### Exercise
In the entries below, filter for the word "libpam" and copy every matching line.
Supplied information START
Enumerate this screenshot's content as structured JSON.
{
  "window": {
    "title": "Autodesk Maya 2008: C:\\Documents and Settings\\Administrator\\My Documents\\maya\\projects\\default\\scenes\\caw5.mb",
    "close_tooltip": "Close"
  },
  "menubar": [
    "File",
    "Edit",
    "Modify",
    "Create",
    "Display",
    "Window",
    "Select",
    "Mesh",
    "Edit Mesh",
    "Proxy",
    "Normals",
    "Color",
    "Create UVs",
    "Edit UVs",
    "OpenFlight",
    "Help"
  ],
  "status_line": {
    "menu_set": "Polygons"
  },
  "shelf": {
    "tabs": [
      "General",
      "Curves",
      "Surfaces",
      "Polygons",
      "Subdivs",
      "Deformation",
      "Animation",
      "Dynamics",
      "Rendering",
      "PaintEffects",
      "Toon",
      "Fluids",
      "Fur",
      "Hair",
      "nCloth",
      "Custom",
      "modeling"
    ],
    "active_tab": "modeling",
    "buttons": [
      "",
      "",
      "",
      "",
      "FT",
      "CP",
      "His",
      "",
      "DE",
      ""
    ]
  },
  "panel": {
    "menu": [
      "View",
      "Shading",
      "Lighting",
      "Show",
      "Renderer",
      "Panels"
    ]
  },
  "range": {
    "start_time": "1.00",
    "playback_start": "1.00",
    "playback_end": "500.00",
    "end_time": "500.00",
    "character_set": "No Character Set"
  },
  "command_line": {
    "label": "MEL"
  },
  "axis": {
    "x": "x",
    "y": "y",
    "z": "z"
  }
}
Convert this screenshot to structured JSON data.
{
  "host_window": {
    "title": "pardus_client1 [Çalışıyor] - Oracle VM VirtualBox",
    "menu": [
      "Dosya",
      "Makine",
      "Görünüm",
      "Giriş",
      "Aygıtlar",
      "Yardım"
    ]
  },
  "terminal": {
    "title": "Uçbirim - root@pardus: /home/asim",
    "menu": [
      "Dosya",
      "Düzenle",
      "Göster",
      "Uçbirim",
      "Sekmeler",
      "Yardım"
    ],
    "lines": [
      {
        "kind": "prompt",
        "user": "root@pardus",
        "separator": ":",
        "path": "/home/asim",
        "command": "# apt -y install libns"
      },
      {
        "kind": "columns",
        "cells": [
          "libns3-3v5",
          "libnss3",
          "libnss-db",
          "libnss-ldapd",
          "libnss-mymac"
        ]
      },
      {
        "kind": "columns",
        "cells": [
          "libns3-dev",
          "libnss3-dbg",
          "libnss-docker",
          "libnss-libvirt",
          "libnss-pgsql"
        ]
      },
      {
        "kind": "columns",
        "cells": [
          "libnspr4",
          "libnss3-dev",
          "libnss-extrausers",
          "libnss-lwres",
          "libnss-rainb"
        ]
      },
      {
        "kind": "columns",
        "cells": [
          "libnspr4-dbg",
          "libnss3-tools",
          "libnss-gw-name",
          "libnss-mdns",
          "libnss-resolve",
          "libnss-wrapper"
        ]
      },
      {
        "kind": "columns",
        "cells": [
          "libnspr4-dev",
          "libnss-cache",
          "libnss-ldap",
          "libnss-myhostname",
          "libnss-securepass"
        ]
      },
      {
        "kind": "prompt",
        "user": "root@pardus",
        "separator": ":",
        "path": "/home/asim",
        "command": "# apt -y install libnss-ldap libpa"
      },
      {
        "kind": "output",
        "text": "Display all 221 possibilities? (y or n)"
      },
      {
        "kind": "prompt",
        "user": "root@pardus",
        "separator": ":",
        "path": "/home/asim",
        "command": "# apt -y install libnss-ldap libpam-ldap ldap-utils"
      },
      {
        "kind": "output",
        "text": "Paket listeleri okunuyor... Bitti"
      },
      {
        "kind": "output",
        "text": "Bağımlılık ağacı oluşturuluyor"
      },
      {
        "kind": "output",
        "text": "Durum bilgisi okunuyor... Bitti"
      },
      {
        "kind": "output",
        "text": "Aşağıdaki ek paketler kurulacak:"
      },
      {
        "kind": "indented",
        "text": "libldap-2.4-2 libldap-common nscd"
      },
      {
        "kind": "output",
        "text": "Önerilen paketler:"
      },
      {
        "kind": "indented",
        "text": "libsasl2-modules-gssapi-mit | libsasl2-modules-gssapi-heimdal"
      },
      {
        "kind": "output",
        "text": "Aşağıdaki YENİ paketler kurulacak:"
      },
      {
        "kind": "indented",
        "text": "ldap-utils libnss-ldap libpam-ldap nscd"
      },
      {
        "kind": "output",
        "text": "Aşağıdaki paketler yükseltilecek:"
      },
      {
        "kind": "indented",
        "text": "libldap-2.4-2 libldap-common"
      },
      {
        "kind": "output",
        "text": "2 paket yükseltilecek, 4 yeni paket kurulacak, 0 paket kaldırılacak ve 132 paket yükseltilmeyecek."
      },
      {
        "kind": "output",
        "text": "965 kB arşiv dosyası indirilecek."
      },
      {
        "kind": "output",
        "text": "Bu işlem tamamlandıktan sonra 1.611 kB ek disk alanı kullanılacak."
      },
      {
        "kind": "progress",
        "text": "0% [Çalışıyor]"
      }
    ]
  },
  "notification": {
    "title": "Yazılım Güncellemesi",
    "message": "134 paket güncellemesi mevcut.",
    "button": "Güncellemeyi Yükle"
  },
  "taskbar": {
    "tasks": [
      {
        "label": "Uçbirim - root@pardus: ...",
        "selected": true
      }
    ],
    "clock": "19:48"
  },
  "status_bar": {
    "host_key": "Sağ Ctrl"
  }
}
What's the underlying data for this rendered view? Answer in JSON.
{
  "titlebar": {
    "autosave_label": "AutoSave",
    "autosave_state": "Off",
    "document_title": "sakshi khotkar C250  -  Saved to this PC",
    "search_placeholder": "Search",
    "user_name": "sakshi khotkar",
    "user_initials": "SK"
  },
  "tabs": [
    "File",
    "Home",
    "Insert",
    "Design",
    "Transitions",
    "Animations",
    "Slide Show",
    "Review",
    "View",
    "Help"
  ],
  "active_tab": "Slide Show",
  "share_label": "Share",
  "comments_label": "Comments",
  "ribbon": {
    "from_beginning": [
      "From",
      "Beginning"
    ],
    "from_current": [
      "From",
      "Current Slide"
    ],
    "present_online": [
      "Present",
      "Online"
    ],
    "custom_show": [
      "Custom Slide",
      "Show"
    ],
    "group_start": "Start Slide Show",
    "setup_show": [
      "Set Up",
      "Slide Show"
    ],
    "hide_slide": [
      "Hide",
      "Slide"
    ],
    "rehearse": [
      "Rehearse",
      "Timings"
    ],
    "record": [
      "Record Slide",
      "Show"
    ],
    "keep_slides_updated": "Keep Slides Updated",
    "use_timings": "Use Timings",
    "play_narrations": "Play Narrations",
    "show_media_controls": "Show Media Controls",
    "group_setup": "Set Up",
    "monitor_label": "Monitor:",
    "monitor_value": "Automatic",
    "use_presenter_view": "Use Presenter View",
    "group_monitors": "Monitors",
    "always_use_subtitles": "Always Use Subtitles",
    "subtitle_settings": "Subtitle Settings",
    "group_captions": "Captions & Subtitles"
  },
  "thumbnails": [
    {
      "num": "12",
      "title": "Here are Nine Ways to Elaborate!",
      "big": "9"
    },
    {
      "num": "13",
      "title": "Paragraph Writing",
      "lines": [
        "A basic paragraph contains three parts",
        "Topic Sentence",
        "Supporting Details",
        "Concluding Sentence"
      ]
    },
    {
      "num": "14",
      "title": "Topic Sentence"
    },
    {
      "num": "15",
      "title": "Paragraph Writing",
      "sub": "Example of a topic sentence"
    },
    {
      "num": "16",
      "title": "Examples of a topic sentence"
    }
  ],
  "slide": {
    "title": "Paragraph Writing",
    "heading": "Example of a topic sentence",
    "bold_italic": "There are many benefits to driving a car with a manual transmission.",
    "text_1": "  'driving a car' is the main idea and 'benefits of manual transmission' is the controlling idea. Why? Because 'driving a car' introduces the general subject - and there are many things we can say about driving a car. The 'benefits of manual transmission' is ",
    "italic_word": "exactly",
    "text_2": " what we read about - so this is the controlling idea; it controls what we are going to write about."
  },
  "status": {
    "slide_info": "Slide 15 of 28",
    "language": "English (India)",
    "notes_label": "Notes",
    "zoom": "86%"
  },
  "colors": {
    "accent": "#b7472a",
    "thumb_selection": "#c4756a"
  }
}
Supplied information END
### Completed exercise
        "command": "# apt -y install libnss-ldap libpam-ldap ldap-utils"
        "text": "ldap-utils libnss-ldap libpam-ldap nscd"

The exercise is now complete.